[The problem] Your answer should hold exactly the lines from the one containing "Parse this screenshot: output" through the end of the material, and no others.

[Data]
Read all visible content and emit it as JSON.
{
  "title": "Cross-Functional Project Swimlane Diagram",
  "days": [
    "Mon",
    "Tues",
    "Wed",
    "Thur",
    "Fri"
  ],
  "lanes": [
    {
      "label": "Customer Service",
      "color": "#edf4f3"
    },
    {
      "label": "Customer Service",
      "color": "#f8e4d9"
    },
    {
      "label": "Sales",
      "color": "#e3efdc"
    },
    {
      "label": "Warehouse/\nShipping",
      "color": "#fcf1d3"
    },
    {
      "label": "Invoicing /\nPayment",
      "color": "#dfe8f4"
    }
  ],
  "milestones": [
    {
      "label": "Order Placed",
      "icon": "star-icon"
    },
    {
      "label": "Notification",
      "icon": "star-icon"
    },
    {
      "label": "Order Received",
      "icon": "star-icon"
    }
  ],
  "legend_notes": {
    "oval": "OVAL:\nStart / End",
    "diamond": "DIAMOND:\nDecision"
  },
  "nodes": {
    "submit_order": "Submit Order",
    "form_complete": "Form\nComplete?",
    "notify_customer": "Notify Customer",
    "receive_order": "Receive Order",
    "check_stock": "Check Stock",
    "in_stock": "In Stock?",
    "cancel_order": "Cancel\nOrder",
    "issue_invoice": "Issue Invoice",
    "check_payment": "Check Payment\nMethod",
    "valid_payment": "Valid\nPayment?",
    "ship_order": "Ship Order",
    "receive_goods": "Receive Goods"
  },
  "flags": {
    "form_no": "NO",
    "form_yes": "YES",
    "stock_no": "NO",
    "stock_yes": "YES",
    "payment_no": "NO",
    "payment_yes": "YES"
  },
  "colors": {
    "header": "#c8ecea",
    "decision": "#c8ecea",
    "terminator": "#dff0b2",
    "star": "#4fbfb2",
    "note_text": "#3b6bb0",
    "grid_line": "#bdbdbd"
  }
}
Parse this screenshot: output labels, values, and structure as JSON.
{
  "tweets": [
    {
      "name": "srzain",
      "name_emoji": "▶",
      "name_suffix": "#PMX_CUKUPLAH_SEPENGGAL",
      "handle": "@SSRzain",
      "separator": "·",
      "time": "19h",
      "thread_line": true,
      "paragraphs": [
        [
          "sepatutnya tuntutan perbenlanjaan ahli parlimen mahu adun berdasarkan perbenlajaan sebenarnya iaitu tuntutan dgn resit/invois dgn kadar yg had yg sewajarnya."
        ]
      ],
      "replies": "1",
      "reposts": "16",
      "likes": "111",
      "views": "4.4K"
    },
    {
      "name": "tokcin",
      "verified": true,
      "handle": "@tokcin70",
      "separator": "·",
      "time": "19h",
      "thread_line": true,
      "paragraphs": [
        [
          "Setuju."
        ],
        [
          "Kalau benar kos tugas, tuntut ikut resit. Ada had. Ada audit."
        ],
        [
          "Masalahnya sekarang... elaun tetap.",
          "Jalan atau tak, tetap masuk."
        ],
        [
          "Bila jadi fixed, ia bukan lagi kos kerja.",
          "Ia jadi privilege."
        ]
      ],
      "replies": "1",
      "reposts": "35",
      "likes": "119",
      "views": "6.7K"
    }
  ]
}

[Task response]
Parse this screenshot: output labels, values, and structure as JSON.
{
  "tweets": [
    {
      "name": "srzain",
      "name_emoji": "▶",
      "name_suffix": "#PMX_CUKUPLAH_SEPENGGAL",
      "handle": "@SSRzain",
      "separator": "·",
      "time": "19h",
      "thread_line": true,
      "paragraphs": [
        [
          "sepatutnya tuntutan perbenlanjaan ahli parlimen mahu adun berdasarkan perbenlajaan sebenarnya iaitu tuntutan dgn resit/invois dgn kadar yg had yg sewajarnya."
        ]
      ],
      "replies": "1",
      "reposts": "16",
      "likes": "111",
      "views": "4.4K"
    },
    {
      "name": "tokcin",
      "verified": true,
      "handle": "@tokcin70",
      "separator": "·",
      "time": "19h",
      "thread_line": true,
      "paragraphs": [
        [
          "Setuju."
        ],
        [
          "Kalau benar kos tugas, tuntut ikut resit. Ada had. Ada audit."
        ],
        [
          "Masalahnya sekarang... elaun tetap.",
          "Jalan atau tak, tetap masuk."
        ],
        [
          "Bila jadi fixed, ia bukan lagi kos kerja.",
          "Ia jadi privilege."
        ]
      ],
      "replies": "1",
      "reposts": "35",
      "likes": "119",
      "views": "6.7K"
    }
  ]
}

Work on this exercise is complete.